How can Pilates help?

Pilates, with its emphasis on breath control, mindful movement and core engagement, offers a perfect synergy for pelvic floor health, addressing both a weak or hypertonic pelvic floor. It has been proven that the contraction of various core muscles, such as the transverse abdomins while coupled with breathing techniques and awareness around the diaphragm can assist in improving the functioning of the pelvic floor. 

Unlike isolated exercises like Kegels, which focus solely on pelvic floor contractions, Pilates takes a holistic approach integrating breathing patterns, alignment, and full-body awareness to address pelvic floor stability and functioning. It is important, however, to seek a medical professional’s advice if you have experienced a major injury or chronic pelvic floor dysfunction. 

Benefits of Pilates for Pelvic Floor Health:

Whole Body Integration:

Pilates views the body as a unified system, emphasising the connection between the pelvic floor, core muscles, and breathing muscles. Rather than isolating the pelvic floor, Pilates exercises engage multiple muscle groups, promoting balanced strength and stability.

Breath Coordination:

Proper breathing is fundamental in Pilates, with each movement synchronised with inhalation and exhalation. This rhythmic breathing pattern not only enhances oxygenation but also facilitates optimal pelvic floor function, combining the movements of the diaphragm and the pelvic floor to promote relaxation and activation as needed.

Postural Alignment:

Pilates promotes optimal spinal, hip and pelvic alignment and emphasises posture and alignment while moving, reducing undue pressure on the pelvic floor.
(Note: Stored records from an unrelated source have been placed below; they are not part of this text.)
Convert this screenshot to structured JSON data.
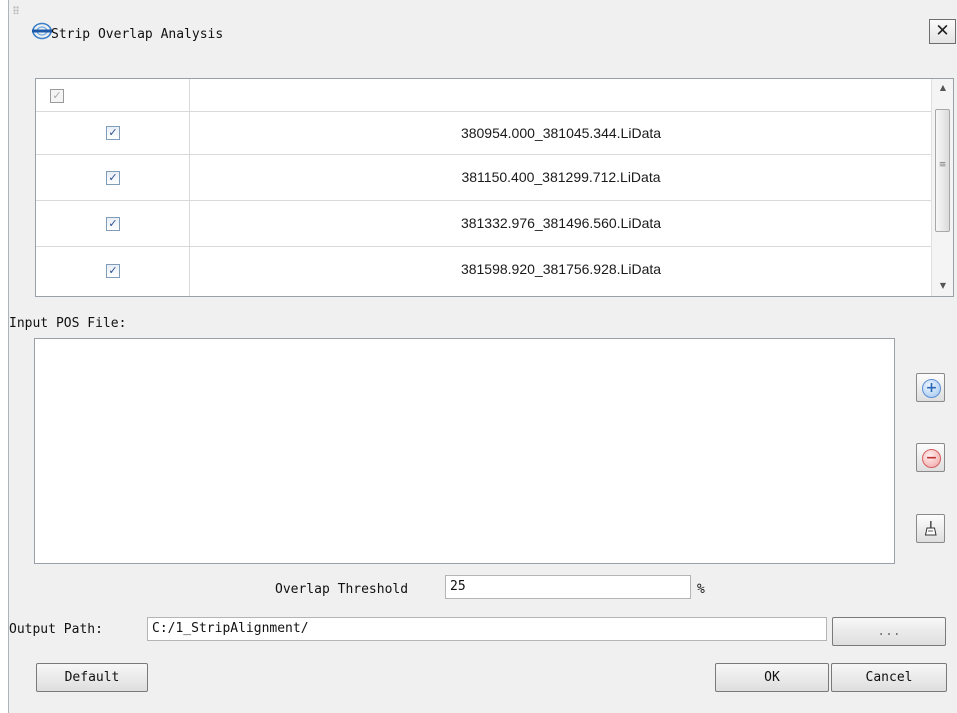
{
  "window": {
    "title": "Strip Overlap Analysis",
    "close_glyph": "✕",
    "logo_icon": "lidar-logo-icon"
  },
  "file_table": {
    "header_checked": true,
    "rows": [
      {
        "checked": true,
        "file": "380954.000_381045.344.LiData"
      },
      {
        "checked": true,
        "file": "381150.400_381299.712.LiData"
      },
      {
        "checked": true,
        "file": "381332.976_381496.560.LiData"
      },
      {
        "checked": true,
        "file": "381598.920_381756.928.LiData"
      }
    ]
  },
  "pos": {
    "label": "Input POS File:",
    "items": []
  },
  "side_buttons": {
    "add_icon": "add-circle-icon",
    "remove_icon": "remove-circle-icon",
    "clear_icon": "brush-icon"
  },
  "threshold": {
    "label": "Overlap Threshold",
    "value": "25",
    "unit": "%"
  },
  "output": {
    "label": "Output Path:",
    "value": "C:/1_StripAlignment/",
    "browse_label": "..."
  },
  "footer": {
    "default_label": "Default",
    "ok_label": "OK",
    "cancel_label": "Cancel"
  }
}
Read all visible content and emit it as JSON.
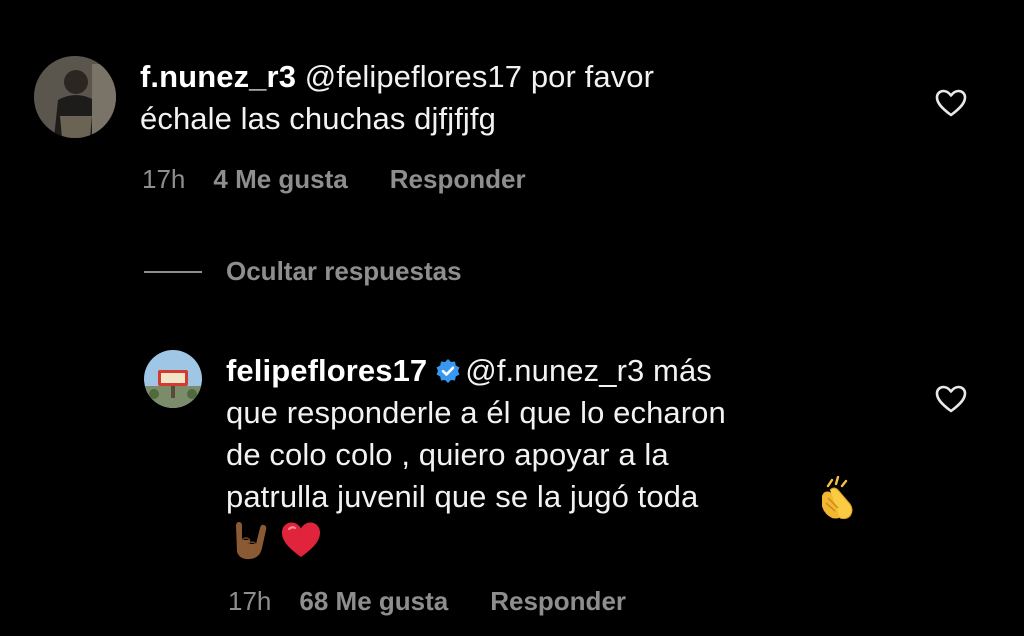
{
  "comments": [
    {
      "username": "f.nunez_r3",
      "text": " @felipeflores17 por favor",
      "text_line2": "échale las chuchas djfjfjfg",
      "time": "17h",
      "likes": "4 Me gusta",
      "reply": "Responder"
    },
    {
      "username": "felipeflores17",
      "verified": true,
      "text": "@f.nunez_r3 más",
      "lines": [
        "que responderle a él que lo echaron",
        "de colo colo , quiero apoyar a la",
        "patrulla juvenil que se la jugó toda"
      ],
      "time": "17h",
      "likes": "68 Me gusta",
      "reply": "Responder"
    }
  ],
  "hide_replies": "Ocultar respuestas",
  "icons": {
    "like": "heart-outline-icon",
    "verified": "verified-badge-icon",
    "clap": "clapping-hands-emoji",
    "rock": "sign-of-horns-emoji",
    "red_heart": "red-heart-emoji"
  },
  "colors": {
    "background": "#000000",
    "secondary_text": "#8e8e8e",
    "verified_blue": "#3897f0",
    "heart_red": "#e0243b"
  }
}
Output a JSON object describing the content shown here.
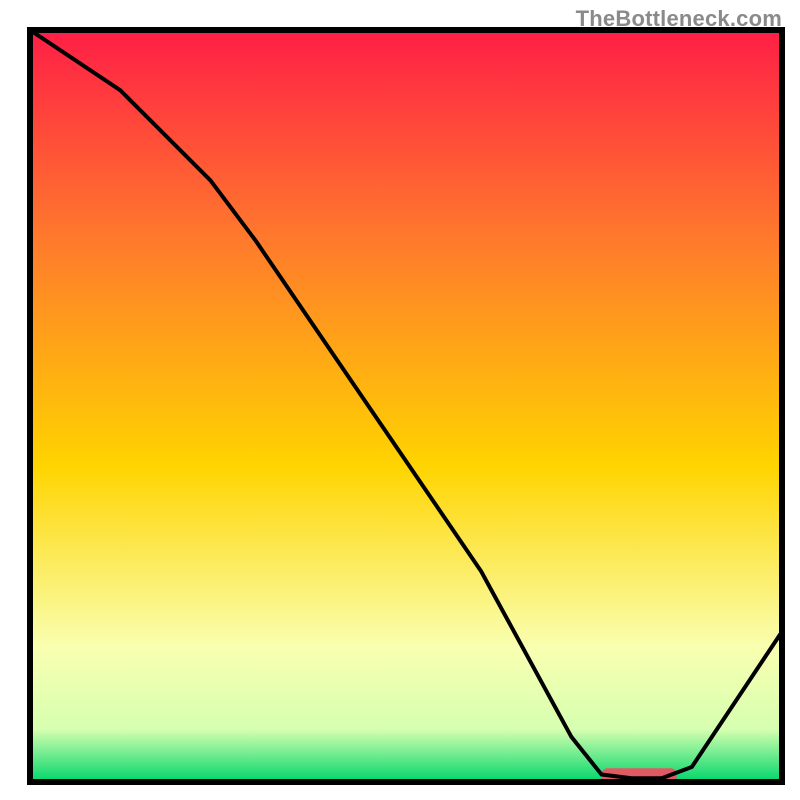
{
  "watermark": "TheBottleneck.com",
  "colors": {
    "curve": "#000000",
    "border": "#000000",
    "marker": "#e05a63",
    "grad_top": "#ff1e46",
    "grad_mid_hi": "#ff7a2c",
    "grad_mid": "#ffd400",
    "grad_lo": "#f9ffb0",
    "grad_green": "#00d66b"
  },
  "chart_data": {
    "type": "line",
    "title": "",
    "xlabel": "",
    "ylabel": "",
    "xlim": [
      0,
      100
    ],
    "ylim": [
      0,
      100
    ],
    "series": [
      {
        "name": "curve",
        "x": [
          0,
          12,
          24,
          30,
          45,
          60,
          72,
          76,
          80,
          84,
          88,
          100
        ],
        "y": [
          100,
          92,
          80,
          72,
          50,
          28,
          6,
          1,
          0.5,
          0.5,
          2,
          20
        ]
      }
    ],
    "optimal_zone": {
      "x_start": 76,
      "x_end": 86,
      "y": 0.9
    },
    "annotations": []
  }
}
By cultivating awareness of alignment cues and movement patterns, Pilates helps alleviate strain on the pelvic floor, contributing to long-term health.

Mind-Body Connection:

Pilates fosters a profound mind-body connection, encouraging mindfulness and body awareness. By tuning into subtle sensations and cues, clients can develop a deeper understanding of pelvic floor engagement and function.

Incorporating Pilates into Your Routine:

Whether you're a seasoned Pilates enthusiast or a newcomer to the practice, integrating pelvic floor awareness into your workouts can yield significant benefits. It is important to start with beginner sessions or individual introductory sessions to start with the basic movements and gain an understanding of these more intricate areas. Remember, consistency is key—commit to regular practice, and you'll soon reap the rewards of a stronger, more resilient pelvic floor.

Pilates offers a holistic approach to pelvic floor health, emphasising integration, breath, and mindful movement. By incorporating Pilates exercises into your routine, you can strengthen your pelvic floor, enhance core stability, and promote overall well-being. So, why wait? Take the first step towards a healthier, more vibrant you with Pilates and unlock the potential of your pelvic floor!

11 views0 comments

Recent Posts

See All


bottom of page